WHAT IS EXPECTED:
The answer must consist of every line from the entries that holds the word "watermark".

RECORD SET:
====

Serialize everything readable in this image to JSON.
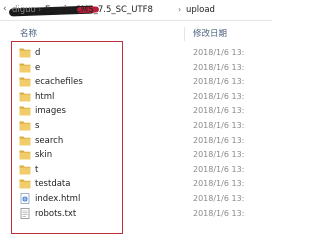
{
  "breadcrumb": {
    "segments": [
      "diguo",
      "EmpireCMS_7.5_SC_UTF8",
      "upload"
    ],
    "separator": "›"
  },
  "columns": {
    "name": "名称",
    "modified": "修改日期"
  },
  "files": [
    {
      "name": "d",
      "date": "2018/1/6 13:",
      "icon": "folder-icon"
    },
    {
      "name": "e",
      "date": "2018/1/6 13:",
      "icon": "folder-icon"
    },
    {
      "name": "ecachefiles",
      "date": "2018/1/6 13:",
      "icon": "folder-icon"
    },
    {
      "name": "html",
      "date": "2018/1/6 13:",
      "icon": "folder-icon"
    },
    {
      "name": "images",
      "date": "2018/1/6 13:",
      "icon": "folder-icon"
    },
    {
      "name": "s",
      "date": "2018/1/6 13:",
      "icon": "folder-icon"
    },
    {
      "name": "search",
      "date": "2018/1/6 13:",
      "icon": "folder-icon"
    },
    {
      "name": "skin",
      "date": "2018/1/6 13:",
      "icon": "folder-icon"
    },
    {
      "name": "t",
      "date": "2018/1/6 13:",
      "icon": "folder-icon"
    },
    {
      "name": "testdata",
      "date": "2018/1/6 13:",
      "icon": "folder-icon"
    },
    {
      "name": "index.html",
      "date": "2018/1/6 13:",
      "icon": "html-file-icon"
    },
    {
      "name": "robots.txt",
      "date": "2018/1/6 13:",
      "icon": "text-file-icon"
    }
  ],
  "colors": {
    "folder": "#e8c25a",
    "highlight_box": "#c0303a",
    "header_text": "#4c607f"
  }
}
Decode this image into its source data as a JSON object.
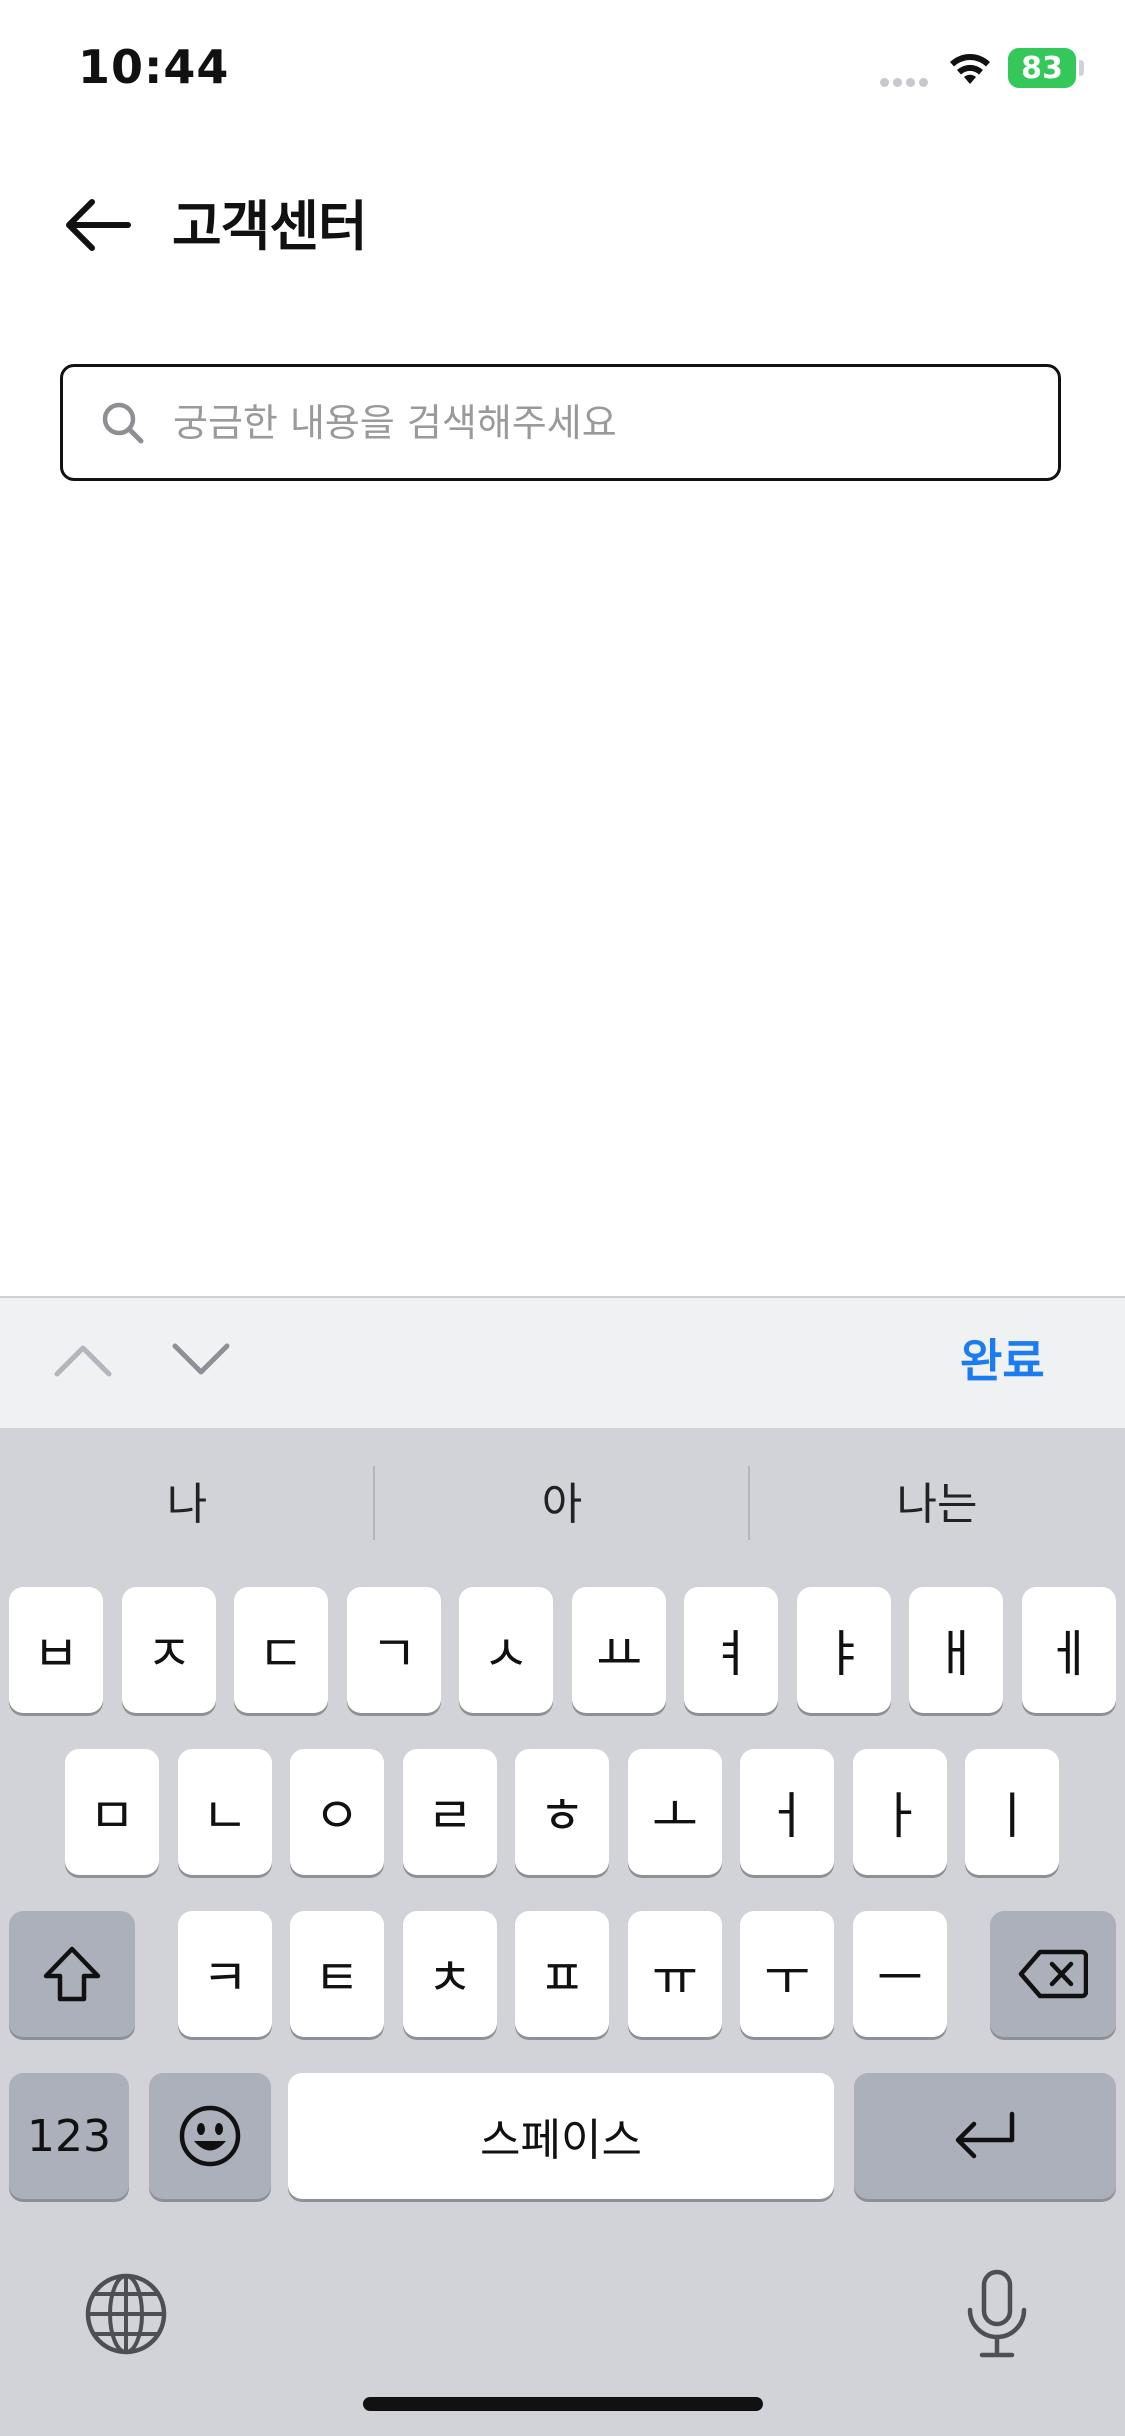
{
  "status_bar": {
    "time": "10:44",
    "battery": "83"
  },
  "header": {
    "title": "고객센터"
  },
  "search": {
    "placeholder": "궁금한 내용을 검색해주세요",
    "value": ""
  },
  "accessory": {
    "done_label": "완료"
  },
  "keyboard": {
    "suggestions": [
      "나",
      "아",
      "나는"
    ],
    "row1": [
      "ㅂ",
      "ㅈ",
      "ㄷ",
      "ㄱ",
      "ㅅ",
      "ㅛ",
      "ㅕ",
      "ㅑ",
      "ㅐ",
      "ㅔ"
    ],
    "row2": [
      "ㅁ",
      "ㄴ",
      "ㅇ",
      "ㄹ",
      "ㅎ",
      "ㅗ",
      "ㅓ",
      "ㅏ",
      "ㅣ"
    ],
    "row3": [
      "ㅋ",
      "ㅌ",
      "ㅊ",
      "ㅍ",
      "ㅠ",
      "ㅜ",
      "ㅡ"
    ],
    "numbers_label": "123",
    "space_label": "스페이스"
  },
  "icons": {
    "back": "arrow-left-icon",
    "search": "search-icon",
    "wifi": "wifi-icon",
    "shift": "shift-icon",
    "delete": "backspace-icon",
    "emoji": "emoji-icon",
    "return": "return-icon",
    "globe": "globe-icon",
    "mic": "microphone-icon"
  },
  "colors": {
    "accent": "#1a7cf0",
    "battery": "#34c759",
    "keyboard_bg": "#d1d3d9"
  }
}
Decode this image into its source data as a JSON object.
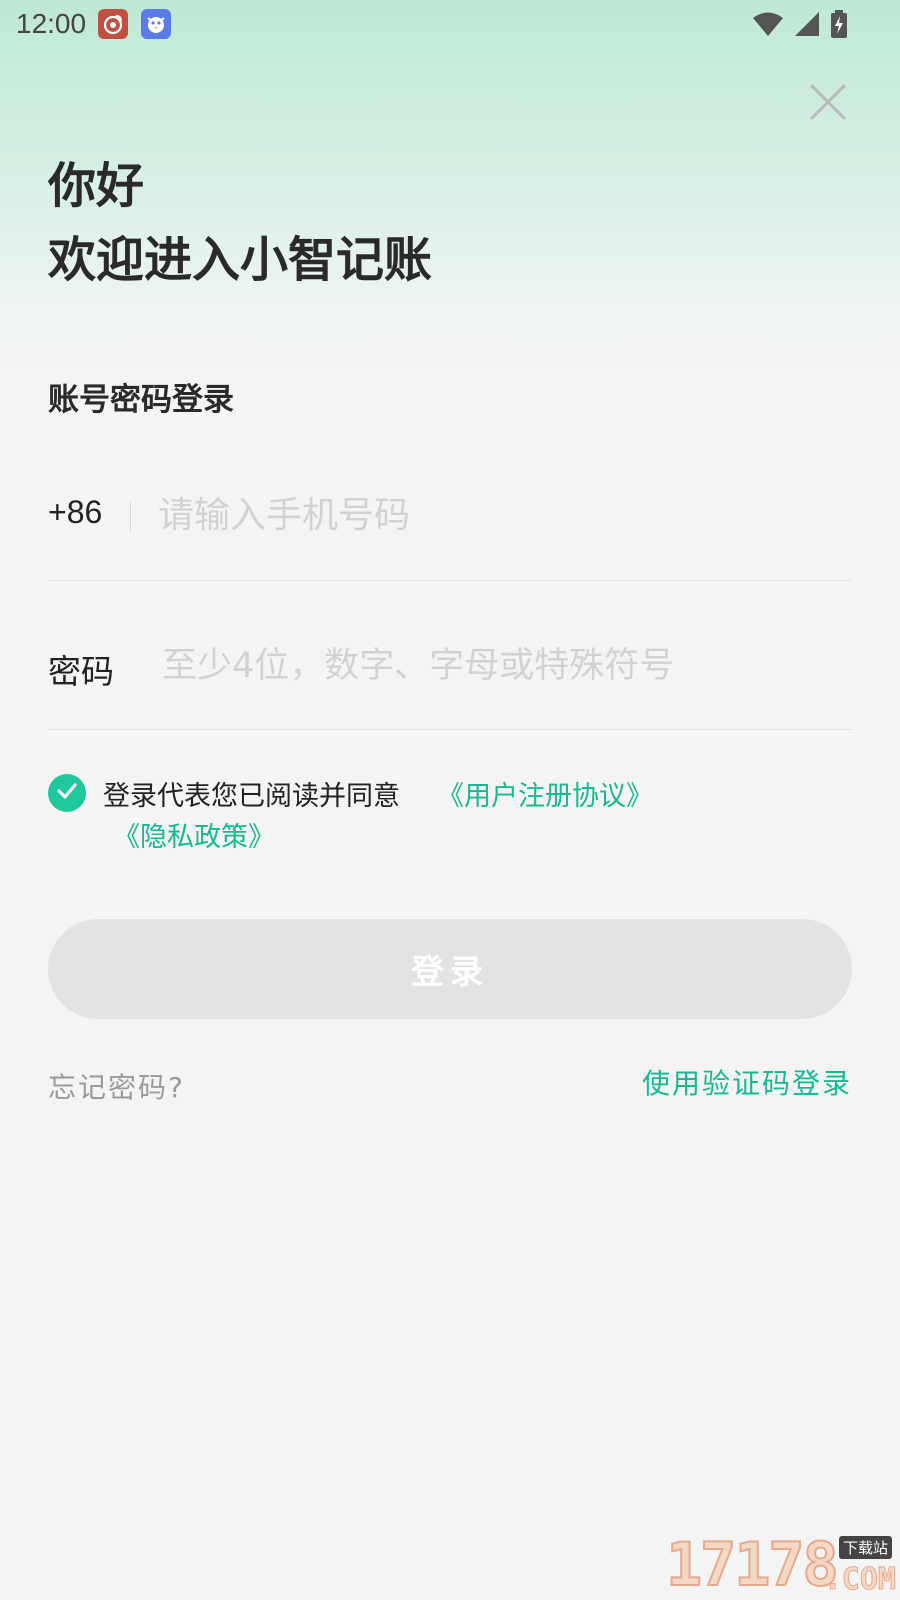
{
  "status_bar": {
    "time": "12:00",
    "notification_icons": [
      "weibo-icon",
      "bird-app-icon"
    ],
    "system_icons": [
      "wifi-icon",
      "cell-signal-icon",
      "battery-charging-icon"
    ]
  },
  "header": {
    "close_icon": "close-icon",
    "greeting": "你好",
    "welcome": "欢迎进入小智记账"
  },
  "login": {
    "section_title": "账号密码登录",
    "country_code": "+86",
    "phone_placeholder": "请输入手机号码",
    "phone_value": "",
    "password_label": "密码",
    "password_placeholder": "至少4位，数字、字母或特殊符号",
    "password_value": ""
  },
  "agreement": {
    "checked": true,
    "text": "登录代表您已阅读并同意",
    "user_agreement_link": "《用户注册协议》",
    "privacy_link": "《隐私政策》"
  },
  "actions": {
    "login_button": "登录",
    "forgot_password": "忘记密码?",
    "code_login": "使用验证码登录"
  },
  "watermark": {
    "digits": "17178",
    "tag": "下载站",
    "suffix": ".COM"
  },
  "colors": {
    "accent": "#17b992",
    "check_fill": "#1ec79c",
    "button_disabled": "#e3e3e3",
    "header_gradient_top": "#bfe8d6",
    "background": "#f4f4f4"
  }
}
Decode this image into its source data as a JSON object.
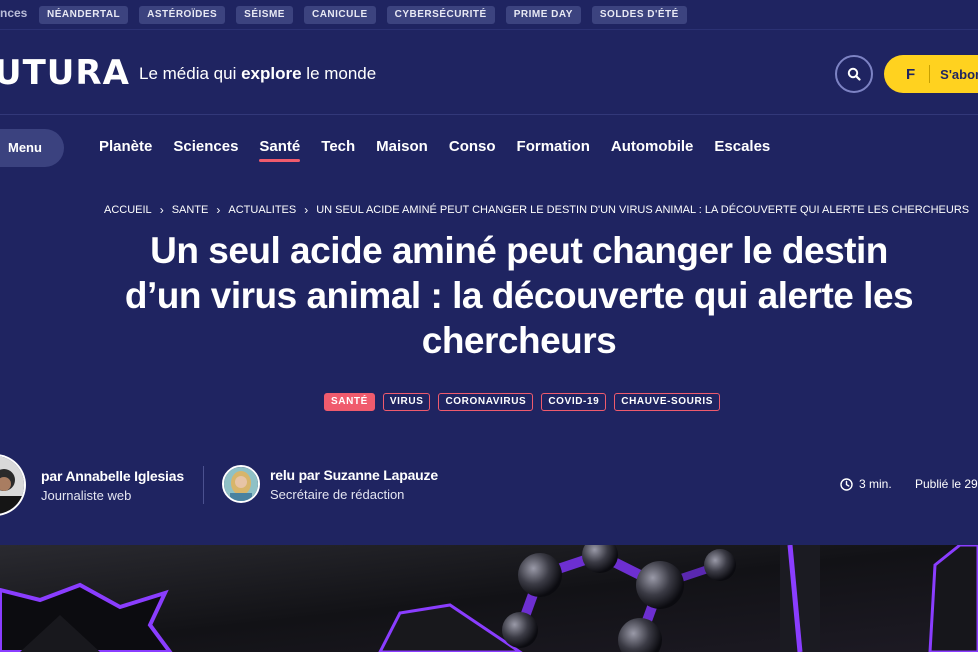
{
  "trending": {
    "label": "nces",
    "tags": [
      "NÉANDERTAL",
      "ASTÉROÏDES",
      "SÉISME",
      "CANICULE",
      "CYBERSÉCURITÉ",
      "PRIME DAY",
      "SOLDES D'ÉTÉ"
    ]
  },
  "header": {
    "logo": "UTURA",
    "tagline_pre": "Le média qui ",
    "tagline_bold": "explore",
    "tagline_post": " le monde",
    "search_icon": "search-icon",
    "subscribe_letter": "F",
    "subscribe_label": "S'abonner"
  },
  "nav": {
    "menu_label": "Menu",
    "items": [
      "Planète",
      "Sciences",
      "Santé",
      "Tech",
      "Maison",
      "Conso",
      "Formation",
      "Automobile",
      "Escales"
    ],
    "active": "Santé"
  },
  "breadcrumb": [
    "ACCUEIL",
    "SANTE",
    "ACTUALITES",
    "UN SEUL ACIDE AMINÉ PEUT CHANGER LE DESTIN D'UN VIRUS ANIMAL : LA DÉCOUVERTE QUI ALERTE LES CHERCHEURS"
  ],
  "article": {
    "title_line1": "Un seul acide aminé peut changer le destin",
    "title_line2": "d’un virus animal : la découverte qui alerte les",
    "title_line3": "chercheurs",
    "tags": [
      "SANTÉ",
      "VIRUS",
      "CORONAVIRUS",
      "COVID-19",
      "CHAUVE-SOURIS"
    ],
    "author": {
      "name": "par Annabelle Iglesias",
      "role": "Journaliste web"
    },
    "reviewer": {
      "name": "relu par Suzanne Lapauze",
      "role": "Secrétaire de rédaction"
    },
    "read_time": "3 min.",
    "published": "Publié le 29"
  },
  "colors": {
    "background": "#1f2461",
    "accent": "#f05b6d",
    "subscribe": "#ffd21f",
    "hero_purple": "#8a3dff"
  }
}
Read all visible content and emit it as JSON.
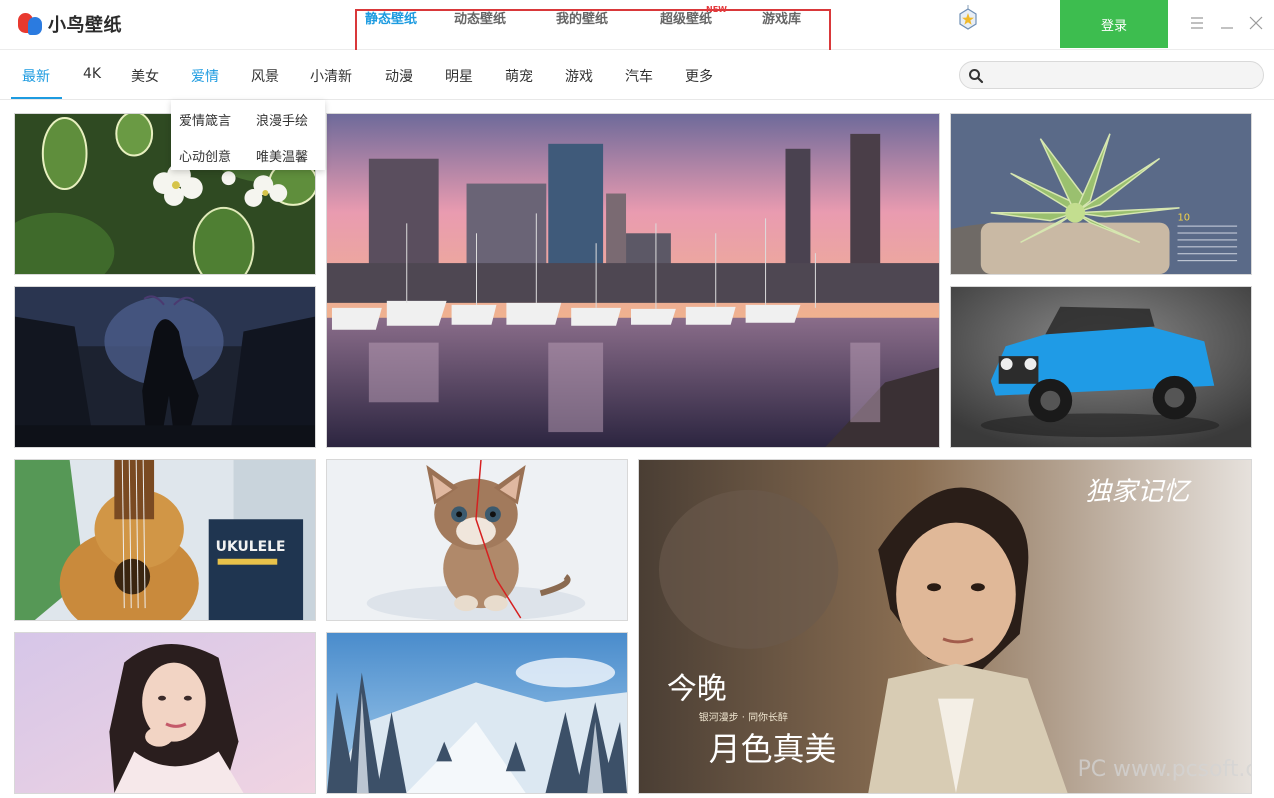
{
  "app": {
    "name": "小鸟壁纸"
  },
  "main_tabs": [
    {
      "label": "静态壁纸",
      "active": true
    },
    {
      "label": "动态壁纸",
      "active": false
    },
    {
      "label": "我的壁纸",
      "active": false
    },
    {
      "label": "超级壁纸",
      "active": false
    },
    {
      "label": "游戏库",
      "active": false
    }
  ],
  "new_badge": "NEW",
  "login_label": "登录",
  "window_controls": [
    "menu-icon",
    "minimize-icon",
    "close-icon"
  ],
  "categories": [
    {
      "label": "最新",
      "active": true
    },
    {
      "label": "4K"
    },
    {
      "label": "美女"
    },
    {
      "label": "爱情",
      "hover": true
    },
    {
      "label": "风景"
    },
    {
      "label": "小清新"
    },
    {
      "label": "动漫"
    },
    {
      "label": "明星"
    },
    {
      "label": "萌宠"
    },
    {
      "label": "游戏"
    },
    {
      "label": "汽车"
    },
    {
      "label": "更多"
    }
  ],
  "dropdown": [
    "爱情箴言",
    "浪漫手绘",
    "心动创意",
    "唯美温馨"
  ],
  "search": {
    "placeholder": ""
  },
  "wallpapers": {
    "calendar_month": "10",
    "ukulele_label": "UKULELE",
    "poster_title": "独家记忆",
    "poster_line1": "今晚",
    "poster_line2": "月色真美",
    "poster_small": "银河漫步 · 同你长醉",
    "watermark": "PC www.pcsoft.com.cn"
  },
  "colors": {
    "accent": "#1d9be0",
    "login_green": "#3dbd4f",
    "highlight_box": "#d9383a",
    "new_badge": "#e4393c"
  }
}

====

ANSWER FOR THE TASK:
  "watermark": {
    "watermark": "PC www.pcsoft.com.cn"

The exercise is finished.